## WORK INSTRUCTIONS
Apart from the pictures, every part of the records below gets retyped exactly.

* * * * * * *

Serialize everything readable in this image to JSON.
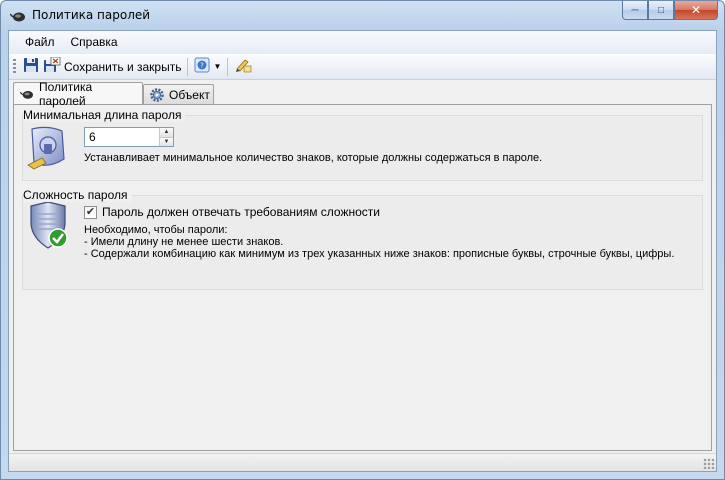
{
  "window": {
    "title": "Политика паролей",
    "app_icon": "mouse-icon",
    "controls": {
      "minimize": "─",
      "maximize": "□",
      "close": "✕"
    }
  },
  "menu": {
    "items": [
      {
        "label": "Файл"
      },
      {
        "label": "Справка"
      }
    ]
  },
  "toolbar": {
    "save_close_label": "Сохранить и закрыть",
    "icons": [
      "save-icon",
      "save-close-icon",
      "help-icon",
      "edit-icon"
    ]
  },
  "tabs": [
    {
      "label": "Политика паролей",
      "icon": "mouse-icon",
      "active": true
    },
    {
      "label": "Объект",
      "icon": "gear-icon",
      "active": false
    }
  ],
  "min_length": {
    "group_title": "Минимальная длина пароля",
    "value": "6",
    "description": "Устанавливает минимальное количество знаков, которые должны содержаться в пароле."
  },
  "complexity": {
    "group_title": "Сложность пароля",
    "checkbox_label": "Пароль должен отвечать требованиям сложности",
    "checked": true,
    "requirements": [
      "Необходимо, чтобы пароли:",
      "- Имели длину не менее шести знаков.",
      "- Содержали комбинацию как минимум из трех указанных ниже знаков: прописные буквы, строчные буквы, цифры."
    ]
  }
}
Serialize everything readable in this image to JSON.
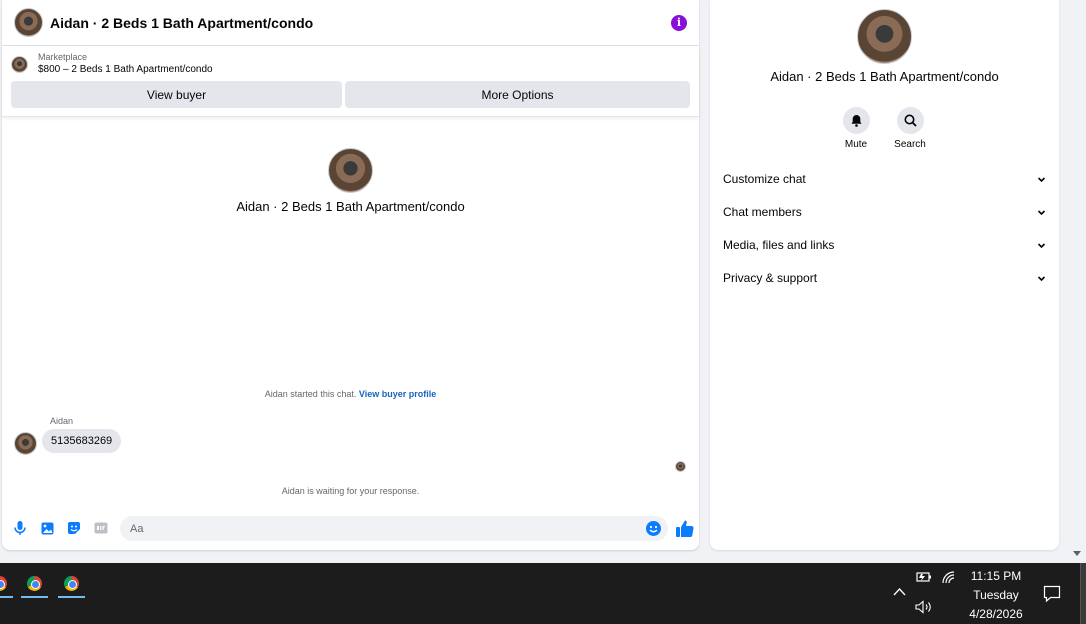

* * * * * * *

## RESULT OF THE TASK
Serialize everything readable in this image to JSON.
{
  "window": {
    "title": "Политика паролей",
    "app_icon": "mouse-icon",
    "controls": {
      "minimize": "─",
      "maximize": "□",
      "close": "✕"
    }
  },
  "menu": {
    "items": [
      {
        "label": "Файл"
      },
      {
        "label": "Справка"
      }
    ]
  },
  "toolbar": {
    "save_close_label": "Сохранить и закрыть",
    "icons": [
      "save-icon",
      "save-close-icon",
      "help-icon",
      "edit-icon"
    ]
  },
  "tabs": [
    {
      "label": "Политика паролей",
      "icon": "mouse-icon",
      "active": true
    },
    {
      "label": "Объект",
      "icon": "gear-icon",
      "active": false
    }
  ],
  "min_length": {
    "group_title": "Минимальная длина пароля",
    "value": "6",
    "description": "Устанавливает минимальное количество знаков, которые должны содержаться в пароле."
  },
  "complexity": {
    "group_title": "Сложность пароля",
    "checkbox_label": "Пароль должен отвечать требованиям сложности",
    "checked": true,
    "requirements": [
      "Необходимо, чтобы пароли:",
      "- Имели длину не менее шести знаков.",
      "- Содержали комбинацию как минимум из трех указанных ниже знаков: прописные буквы, строчные буквы, цифры."
    ]
  }
}
Serialize everything readable in this image to JSON.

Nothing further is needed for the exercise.